Wally Marks, whose family’s real estate company bought and restored the 11-acre Helms Bakery property in the 1970s, says he decided to invest in AutoParkit’s automated parking technology for the employees who work at the 17 businesses leased there. The system transports and stores cars on steel pallets and provides a fully automated valet service with the swipe of a fob, he says.
A news release announcing the ribbon-cutting explained how the system works.
After leaving your car on the loading bay, it’s transported to one of the 200 stalls inside the four-story structure by way of mechanically-operated steel pallets, the release says. “It’s similar to the workings of a gigantic vending machine,” Alan said. Cars are retrieved by a fob swipe in 40 to 120 seconds, delivered nose-out for ease of exit.
Marks credits Alan with “literally re-writing the building code with Bud Ovrom, the city’s building and safety manager and former Mayor Antonio Villaraigosa. That’s the reason a dozen local politicians, including Culver City Mayor Jim B. Clark, will be at the grand opening of this revolutionary structure,” he says.
Alan is working with the city of Warren, Western Reserve Port Authority and the state of Ohio among others to locate the company’s headquarters and primary manufacturing operations here.
Alan wants to locate the plant in the former Delphi Packard property on Dana Street Northeast but also has a backup site in the city if that falls through, city community development director Mike Keys said last week.
Mayor Doug Franklin has been invited to the Los Angeles ribbon cutting and a representative of the port authority might attend as well.
The AutoParkit system permits double the number of cars to be parked using the same space. Other benefits include environmental considerations – the structure reduces the release of various compounds such as carbon monoxide, carbon dioxide and nitrous oxides by 77% or more – and fuel savings, due to drivers no longer having to circle decks looking for a spot.
The company also cites safety considerations. The U.S. Department of Justice reports one of every 12 sexual assaults occurs in a parking garage. In addition, the deck’s steel structure is more tolerant of quake activity than concrete decks.
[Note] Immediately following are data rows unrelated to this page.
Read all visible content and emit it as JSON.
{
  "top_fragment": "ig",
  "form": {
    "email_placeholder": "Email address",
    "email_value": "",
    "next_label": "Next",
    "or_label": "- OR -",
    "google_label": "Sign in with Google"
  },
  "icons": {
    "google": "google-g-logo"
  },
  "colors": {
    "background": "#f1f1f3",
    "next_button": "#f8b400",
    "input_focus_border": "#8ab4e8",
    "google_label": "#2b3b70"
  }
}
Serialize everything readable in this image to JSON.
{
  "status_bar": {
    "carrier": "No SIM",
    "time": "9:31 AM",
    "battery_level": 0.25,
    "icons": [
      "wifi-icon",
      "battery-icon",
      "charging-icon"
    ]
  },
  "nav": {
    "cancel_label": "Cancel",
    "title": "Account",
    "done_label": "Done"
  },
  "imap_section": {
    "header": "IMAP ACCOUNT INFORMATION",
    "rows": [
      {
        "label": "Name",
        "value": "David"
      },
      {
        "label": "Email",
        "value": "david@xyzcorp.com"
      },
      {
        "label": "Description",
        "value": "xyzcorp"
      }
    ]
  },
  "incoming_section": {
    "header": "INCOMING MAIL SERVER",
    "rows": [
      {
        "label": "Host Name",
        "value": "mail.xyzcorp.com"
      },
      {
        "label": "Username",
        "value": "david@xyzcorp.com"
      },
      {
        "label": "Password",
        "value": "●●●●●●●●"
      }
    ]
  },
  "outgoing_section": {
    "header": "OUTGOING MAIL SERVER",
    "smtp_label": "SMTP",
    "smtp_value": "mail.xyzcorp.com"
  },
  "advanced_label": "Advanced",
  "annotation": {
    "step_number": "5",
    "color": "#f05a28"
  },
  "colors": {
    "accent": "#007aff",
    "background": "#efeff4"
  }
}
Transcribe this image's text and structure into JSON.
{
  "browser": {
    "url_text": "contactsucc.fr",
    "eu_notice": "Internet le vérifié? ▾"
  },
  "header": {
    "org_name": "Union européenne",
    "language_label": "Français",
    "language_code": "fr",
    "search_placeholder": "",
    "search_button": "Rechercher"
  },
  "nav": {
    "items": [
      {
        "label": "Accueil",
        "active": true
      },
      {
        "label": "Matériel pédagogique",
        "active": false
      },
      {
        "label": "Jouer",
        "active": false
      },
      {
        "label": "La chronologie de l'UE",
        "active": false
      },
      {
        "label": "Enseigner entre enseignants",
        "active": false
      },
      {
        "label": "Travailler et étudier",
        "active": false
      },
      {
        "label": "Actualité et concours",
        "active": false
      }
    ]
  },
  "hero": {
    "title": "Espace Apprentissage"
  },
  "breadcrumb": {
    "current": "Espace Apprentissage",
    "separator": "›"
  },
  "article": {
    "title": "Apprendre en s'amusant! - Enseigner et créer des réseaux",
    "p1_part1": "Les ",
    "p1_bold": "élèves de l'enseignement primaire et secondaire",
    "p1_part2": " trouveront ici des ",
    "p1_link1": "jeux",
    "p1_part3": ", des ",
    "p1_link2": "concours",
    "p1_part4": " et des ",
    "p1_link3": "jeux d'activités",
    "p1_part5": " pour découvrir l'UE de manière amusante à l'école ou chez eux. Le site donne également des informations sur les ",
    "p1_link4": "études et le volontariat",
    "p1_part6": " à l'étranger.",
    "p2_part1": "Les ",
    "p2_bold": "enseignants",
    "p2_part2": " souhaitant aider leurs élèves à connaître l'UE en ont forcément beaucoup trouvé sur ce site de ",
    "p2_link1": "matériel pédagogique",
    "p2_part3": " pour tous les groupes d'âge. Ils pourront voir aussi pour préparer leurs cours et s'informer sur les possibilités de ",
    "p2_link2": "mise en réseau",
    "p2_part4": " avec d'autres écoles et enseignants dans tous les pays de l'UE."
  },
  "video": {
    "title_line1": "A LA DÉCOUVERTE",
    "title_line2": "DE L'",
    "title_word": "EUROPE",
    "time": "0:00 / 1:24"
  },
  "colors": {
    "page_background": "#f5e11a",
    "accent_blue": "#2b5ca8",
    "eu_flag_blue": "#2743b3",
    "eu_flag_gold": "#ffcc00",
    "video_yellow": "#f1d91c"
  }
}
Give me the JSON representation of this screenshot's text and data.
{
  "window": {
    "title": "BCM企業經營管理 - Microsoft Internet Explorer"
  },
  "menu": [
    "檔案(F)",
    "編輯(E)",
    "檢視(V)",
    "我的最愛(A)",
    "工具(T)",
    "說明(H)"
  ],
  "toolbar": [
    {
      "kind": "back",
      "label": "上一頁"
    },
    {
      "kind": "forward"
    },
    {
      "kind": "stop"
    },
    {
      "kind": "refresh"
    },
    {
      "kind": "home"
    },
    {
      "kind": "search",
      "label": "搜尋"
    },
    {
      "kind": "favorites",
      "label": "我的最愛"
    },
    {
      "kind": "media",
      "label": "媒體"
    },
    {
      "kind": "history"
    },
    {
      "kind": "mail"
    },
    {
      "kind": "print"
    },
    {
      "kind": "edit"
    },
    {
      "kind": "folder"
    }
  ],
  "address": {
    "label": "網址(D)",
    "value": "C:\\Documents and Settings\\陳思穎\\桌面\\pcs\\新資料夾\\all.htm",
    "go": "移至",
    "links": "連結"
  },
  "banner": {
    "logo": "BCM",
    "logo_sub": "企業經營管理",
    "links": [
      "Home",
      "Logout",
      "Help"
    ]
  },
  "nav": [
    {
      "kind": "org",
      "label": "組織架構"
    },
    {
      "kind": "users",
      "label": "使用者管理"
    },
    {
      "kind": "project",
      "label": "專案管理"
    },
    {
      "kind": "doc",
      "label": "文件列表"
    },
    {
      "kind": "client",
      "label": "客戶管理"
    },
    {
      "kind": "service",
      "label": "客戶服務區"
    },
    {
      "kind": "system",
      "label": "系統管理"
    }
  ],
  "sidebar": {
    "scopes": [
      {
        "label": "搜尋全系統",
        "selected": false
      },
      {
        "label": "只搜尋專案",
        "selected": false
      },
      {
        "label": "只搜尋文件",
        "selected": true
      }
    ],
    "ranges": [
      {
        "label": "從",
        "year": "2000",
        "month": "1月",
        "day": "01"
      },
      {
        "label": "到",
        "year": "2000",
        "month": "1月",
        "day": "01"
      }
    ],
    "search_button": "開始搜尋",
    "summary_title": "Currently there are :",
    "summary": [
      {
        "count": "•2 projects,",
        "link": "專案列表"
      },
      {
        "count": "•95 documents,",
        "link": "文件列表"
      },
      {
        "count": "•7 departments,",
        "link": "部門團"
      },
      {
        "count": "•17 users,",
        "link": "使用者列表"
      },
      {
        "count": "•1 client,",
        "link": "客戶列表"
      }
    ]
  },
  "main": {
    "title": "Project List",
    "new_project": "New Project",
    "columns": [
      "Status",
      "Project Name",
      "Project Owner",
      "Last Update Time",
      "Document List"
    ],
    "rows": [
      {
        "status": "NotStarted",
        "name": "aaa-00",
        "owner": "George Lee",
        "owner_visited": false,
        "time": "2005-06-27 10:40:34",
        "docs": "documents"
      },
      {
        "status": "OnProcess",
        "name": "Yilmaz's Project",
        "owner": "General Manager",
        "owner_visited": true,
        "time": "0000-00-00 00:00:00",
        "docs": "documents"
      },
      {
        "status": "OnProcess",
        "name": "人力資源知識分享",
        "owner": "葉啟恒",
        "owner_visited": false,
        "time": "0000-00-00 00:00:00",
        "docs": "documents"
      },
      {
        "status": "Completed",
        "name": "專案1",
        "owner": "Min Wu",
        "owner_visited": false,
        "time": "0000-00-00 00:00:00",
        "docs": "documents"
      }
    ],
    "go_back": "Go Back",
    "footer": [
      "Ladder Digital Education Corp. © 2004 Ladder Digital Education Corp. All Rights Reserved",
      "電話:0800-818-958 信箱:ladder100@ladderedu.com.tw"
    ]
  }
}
Pictured: AutoParkit parking deck in Los Angeles.
Published by The Business Journal, Youngstown, Ohio.